The Rise of Digital Securities and Their Impact
In 2021 the modern economic landscape is already beginning to shift. The growth of cryptocurrencies, digital securities and decentralised finance (DeFi) has been a part of the discussion for years, but the reality of how it will impact securities trading is finally being realised. An increasing number of securities are now digitised in a variety of sectors, underpinned by distributed ledger technology (DLT) that provides the necessary tools that allow for faster, cheaper and ultimately more secure crypto markets for investors, regardless of asset type.
Digital Securities Offer an Opportunity
DLT is poised to transform financial markets and investments, by both introducing innovative new types of products, as well as changing how the underlying network infrastructure works. The dematerialisation of the public securities market has been going on for years, but still, the majority of the $6.5 trillion private securities market remains opaque, inefficient and illiquid. Digital securities offer the opportunity to digitise the ownership of trillions of dollars in assets and create a brand new global ecosystem.
This will then have a major impact on public markets by facilitating the introduction of many alternative assets that would otherwise not be listed, such as private equity or non-bankable assets. Furthermore, it stands to lower costs for both the issuing firms and their customers. Already, astute financial institutions are offering clients easier access to these products by way of digital securities. What really sweetens the deal is that using this technology reduces, on average, 40% of the cost of issuance, post-trade settlement and asset servicing.
Considering that digital securities can represent any traditional asset – equity, debt, real-estate, natural resources and infrastructure, it’s easy to see why this is such a promising trend. All accomplished through a process called “tokenisation,” made possible thanks to blockchain technology. The recent interest in non-fungible tokens in the media and entertainment industry is a good example of the impact that blockchain technology could have for financial transactions.
Tokenisation and its Benefits
Traditionally, most private securities trades are performed using certificates of ownership.

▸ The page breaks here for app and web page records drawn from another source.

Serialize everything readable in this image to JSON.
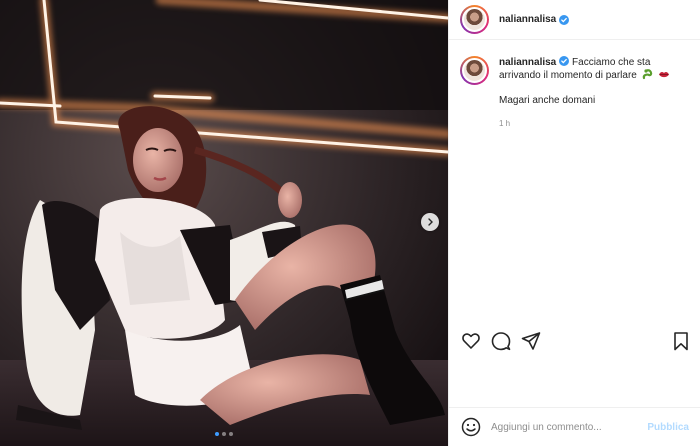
{
  "post": {
    "author": "naliannalisa",
    "verified": true,
    "caption": {
      "line1": "Facciamo che sta",
      "line2": "arrivando il momento di parlare",
      "extra": "Magari anche domani",
      "emojis": [
        "snake-icon",
        "lips-icon"
      ]
    },
    "time_ago": "1 h",
    "carousel": {
      "slides": 3,
      "active_slide": 1
    }
  },
  "comment": {
    "placeholder": "Aggiungi un commento...",
    "publish_label": "Pubblica"
  },
  "colors": {
    "verified_blue": "#3897f0",
    "link_disabled": "#b3dbff",
    "neon": "#ffd9b0",
    "border": "#efefef"
  }
}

Thanks to blockchain technology as well as “smart contracts,” which are basically decentralised code, it isn’t very difficult to “tokenise” virtually any security. Using programs called “oracles,” the resulting token can then be pegged to the underlying asset’s real-world value. Now, the same benefits that come with cryptocurrency trading can be applied to virtually any stock or even commodity, creating a solid framework moving forwards.
This stands to offer a massive advantage to firms that embrace this new technology. Now, providing brokerage, trading and custodial services should be notably cheaper, as many of these processes will be handled by smart contracts. Settlements can happen virtually instantly and, again, with minimal oversight. Another benefit is that DLTs can enable a high degree of interoperability between different markets, as the underlying infrastructure should be largely the same. This increased access to, and easy transfer of, digitised assets has the potential to dramatically increase liquidity on once illiquid products.
Lastly, and perhaps most importantly, blockchain enables a level of security, authenticity and transparency that has previously been difficult if not impossible for these companies to provide. Blockchain transactions are immutable, meaning there’s almost no chance for fraud to occur, and the entire history of all activity is readily available for both counterparties and regulators alike. As long as assets are properly tokenised, then traders can have full faith and trust in the veracity of their portfolio, at all times.
The Path to Offering Digital Securities
In order for this to become a practical solution, businesses need access to systems that can facilitate all of these steps, and easily. One option for a company would be to develop a tokenisation platform in-house. But this could take years and would come with significant upfront costs, regulatory and compliance hurdles to be addressed, as well as identifying the most suitable technology to utilise for your needs now and in the future.
An alternative option would be for a business to utilise an existing, third-party platform. There are already some all-in-one tokenisation suites available from companies like DASL, an out-of-the-box, production-ready, robust finance grade application designed with asset creation in mind. These types of systems come already built for the full range of functionalities needed for tokenisation and trade, especially focussed on regulation compliance, which can be a real headache in this market without ledger solutions.
Although there are a number of different security token platforms available, choosing to work with one underpinned by Corda, a distributed ledger designed specifically for the needs of highly regulated institutions will not only ensure the longevity of your offering, but you’ll have a secure, extensible, turnkey solution supported by industry experts.
The exponential pace of asset digitalisation provides immense opportunities to reshape capital markets. Whichever way a company chooses to enter, digital securities stand to open the door to a whole new type of global market, one that resembles the efficiency of cryptocurrencies but still uses tangible assets as a basis. Ultimately, it is uncertain how fast this technology will be adopted, but it does look like the way of the future. As more companies realise the potential benefits and jump on board, any entity that doesn’t will possibly be left behind. Thankfully, the necessary tools are easily available and with a bit of education, there’s no reason any firm can’t begin getting involved immediately
About The Author
Richard Crook is former Head of Emerging Technology at Royal Bank of Scotland, with a 20+ year career specialising in leading teams to shape and deliver maximum business benefits through technology solutions for the largest financial service institutions. Richard became the COO of BCB Group in 2022 following the acquisition of LAB577, a software company at the nexus of financial services and emerging technology, which he founded.